BEGIN Given data
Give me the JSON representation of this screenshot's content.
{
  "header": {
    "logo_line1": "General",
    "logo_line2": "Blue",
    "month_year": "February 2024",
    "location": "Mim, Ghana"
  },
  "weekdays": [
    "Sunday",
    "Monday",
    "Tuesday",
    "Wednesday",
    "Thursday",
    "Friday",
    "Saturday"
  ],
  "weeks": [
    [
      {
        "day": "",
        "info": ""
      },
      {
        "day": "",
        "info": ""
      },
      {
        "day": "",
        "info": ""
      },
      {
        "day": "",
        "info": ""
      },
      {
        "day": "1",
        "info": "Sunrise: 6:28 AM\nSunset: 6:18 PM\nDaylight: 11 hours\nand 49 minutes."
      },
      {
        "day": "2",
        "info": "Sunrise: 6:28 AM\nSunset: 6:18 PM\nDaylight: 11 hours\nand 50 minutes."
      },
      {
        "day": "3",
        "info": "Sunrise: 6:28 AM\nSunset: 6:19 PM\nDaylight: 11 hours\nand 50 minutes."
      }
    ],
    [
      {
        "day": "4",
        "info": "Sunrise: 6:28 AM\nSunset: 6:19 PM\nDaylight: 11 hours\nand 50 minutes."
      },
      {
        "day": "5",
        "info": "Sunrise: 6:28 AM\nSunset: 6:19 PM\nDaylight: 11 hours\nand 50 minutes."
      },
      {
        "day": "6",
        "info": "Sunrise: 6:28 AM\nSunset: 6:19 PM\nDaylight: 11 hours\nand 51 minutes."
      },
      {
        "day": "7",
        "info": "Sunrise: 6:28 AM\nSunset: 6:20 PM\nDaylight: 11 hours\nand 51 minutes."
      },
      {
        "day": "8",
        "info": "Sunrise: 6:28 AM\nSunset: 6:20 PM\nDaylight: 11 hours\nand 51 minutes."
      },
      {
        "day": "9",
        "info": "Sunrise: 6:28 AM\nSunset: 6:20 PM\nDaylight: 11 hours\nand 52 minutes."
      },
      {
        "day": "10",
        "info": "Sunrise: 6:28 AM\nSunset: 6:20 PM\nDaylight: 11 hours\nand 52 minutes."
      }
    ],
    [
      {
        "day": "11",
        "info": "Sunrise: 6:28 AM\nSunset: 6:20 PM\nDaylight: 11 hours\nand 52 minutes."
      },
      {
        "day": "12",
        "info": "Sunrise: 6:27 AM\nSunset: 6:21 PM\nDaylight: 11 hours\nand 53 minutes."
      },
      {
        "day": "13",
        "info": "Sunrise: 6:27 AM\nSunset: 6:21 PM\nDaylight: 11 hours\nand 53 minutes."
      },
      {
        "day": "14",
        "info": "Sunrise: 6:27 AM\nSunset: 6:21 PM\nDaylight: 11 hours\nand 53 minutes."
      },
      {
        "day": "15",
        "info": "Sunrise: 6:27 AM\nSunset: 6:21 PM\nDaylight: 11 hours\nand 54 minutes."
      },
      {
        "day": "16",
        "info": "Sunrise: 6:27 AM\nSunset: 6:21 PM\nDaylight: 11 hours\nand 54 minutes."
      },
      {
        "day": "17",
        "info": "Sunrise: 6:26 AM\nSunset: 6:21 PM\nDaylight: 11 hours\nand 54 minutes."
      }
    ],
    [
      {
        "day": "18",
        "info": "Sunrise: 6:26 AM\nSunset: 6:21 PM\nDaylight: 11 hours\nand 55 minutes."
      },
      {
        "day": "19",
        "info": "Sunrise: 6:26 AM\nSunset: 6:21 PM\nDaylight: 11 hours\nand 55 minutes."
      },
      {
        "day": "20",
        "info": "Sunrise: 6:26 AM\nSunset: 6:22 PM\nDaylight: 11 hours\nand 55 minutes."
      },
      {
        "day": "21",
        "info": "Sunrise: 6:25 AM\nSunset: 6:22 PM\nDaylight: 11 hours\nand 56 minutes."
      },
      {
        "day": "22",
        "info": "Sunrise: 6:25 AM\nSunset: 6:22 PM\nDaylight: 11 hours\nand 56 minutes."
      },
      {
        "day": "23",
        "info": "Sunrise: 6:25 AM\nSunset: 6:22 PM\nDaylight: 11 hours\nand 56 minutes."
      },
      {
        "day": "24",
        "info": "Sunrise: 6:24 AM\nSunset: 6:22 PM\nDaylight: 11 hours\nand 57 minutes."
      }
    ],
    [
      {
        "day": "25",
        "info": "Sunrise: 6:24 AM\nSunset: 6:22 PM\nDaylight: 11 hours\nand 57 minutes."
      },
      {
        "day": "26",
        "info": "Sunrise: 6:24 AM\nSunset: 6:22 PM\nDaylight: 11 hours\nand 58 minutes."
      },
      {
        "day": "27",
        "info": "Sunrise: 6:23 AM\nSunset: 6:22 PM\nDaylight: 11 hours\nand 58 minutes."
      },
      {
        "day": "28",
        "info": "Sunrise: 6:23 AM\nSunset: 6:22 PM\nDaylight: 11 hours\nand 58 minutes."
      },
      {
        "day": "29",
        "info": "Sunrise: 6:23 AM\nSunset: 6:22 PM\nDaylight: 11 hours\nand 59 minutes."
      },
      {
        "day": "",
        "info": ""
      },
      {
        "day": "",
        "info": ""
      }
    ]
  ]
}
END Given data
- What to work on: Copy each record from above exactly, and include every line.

- Answer for the task:
Give me the JSON representation of this screenshot's content.
{
  "header": {
    "logo_line1": "General",
    "logo_line2": "Blue",
    "month_year": "February 2024",
    "location": "Mim, Ghana"
  },
  "weekdays": [
    "Sunday",
    "Monday",
    "Tuesday",
    "Wednesday",
    "Thursday",
    "Friday",
    "Saturday"
  ],
  "weeks": [
    [
      {
        "day": "",
        "info": ""
      },
      {
        "day": "",
        "info": ""
      },
      {
        "day": "",
        "info": ""
      },
      {
        "day": "",
        "info": ""
      },
      {
        "day": "1",
        "info": "Sunrise: 6:28 AM\nSunset: 6:18 PM\nDaylight: 11 hours\nand 49 minutes."
      },
      {
        "day": "2",
        "info": "Sunrise: 6:28 AM\nSunset: 6:18 PM\nDaylight: 11 hours\nand 50 minutes."
      },
      {
        "day": "3",
        "info": "Sunrise: 6:28 AM\nSunset: 6:19 PM\nDaylight: 11 hours\nand 50 minutes."
      }
    ],
    [
      {
        "day": "4",
        "info": "Sunrise: 6:28 AM\nSunset: 6:19 PM\nDaylight: 11 hours\nand 50 minutes."
      },
      {
        "day": "5",
        "info": "Sunrise: 6:28 AM\nSunset: 6:19 PM\nDaylight: 11 hours\nand 50 minutes."
      },
      {
        "day": "6",
        "info": "Sunrise: 6:28 AM\nSunset: 6:19 PM\nDaylight: 11 hours\nand 51 minutes."
      },
      {
        "day": "7",
        "info": "Sunrise: 6:28 AM\nSunset: 6:20 PM\nDaylight: 11 hours\nand 51 minutes."
      },
      {
        "day": "8",
        "info": "Sunrise: 6:28 AM\nSunset: 6:20 PM\nDaylight: 11 hours\nand 51 minutes."
      },
      {
        "day": "9",
        "info": "Sunrise: 6:28 AM\nSunset: 6:20 PM\nDaylight: 11 hours\nand 52 minutes."
      },
      {
        "day": "10",
        "info": "Sunrise: 6:28 AM\nSunset: 6:20 PM\nDaylight: 11 hours\nand 52 minutes."
      }
    ],
    [
      {
        "day": "11",
        "info": "Sunrise: 6:28 AM\nSunset: 6:20 PM\nDaylight: 11 hours\nand 52 minutes."
      },
      {
        "day": "12",
        "info": "Sunrise: 6:27 AM\nSunset: 6:21 PM\nDaylight: 11 hours\nand 53 minutes."
      },
      {
        "day": "13",
        "info": "Sunrise: 6:27 AM\nSunset: 6:21 PM\nDaylight: 11 hours\nand 53 minutes."
      },
      {
        "day": "14",
        "info": "Sunrise: 6:27 AM\nSunset: 6:21 PM\nDaylight: 11 hours\nand 53 minutes."
      },
      {
        "day": "15",
        "info": "Sunrise: 6:27 AM\nSunset: 6:21 PM\nDaylight: 11 hours\nand 54 minutes."
      },
      {
        "day": "16",
        "info": "Sunrise: 6:27 AM\nSunset: 6:21 PM\nDaylight: 11 hours\nand 54 minutes."
      },
      {
        "day": "17",
        "info": "Sunrise: 6:26 AM\nSunset: 6:21 PM\nDaylight: 11 hours\nand 54 minutes."
      }
    ],
    [
      {
        "day": "18",
        "info": "Sunrise: 6:26 AM\nSunset: 6:21 PM\nDaylight: 11 hours\nand 55 minutes."
      },
      {
        "day": "19",
        "info": "Sunrise: 6:26 AM\nSunset: 6:21 PM\nDaylight: 11 hours\nand 55 minutes."
      },
      {
        "day": "20",
        "info": "Sunrise: 6:26 AM\nSunset: 6:22 PM\nDaylight: 11 hours\nand 55 minutes."
      },
      {
        "day": "21",
        "info": "Sunrise: 6:25 AM\nSunset: 6:22 PM\nDaylight: 11 hours\nand 56 minutes."
      },
      {
        "day": "22",
        "info": "Sunrise: 6:25 AM\nSunset: 6:22 PM\nDaylight: 11 hours\nand 56 minutes."
      },
      {
        "day": "23",
        "info": "Sunrise: 6:25 AM\nSunset: 6:22 PM\nDaylight: 11 hours\nand 56 minutes."
      },
      {
        "day": "24",
        "info": "Sunrise: 6:24 AM\nSunset: 6:22 PM\nDaylight: 11 hours\nand 57 minutes."
      }
    ],
    [
      {
        "day": "25",
        "info": "Sunrise: 6:24 AM\nSunset: 6:22 PM\nDaylight: 11 hours\nand 57 minutes."
      },
      {
        "day": "26",
        "info": "Sunrise: 6:24 AM\nSunset: 6:22 PM\nDaylight: 11 hours\nand 58 minutes."
      },
      {
        "day": "27",
        "info": "Sunrise: 6:23 AM\nSunset: 6:22 PM\nDaylight: 11 hours\nand 58 minutes."
      },
      {
        "day": "28",
        "info": "Sunrise: 6:23 AM\nSunset: 6:22 PM\nDaylight: 11 hours\nand 58 minutes."
      },
      {
        "day": "29",
        "info": "Sunrise: 6:23 AM\nSunset: 6:22 PM\nDaylight: 11 hours\nand 59 minutes."
      },
      {
        "day": "",
        "info": ""
      },
      {
        "day": "",
        "info": ""
      }
    ]
  ]
}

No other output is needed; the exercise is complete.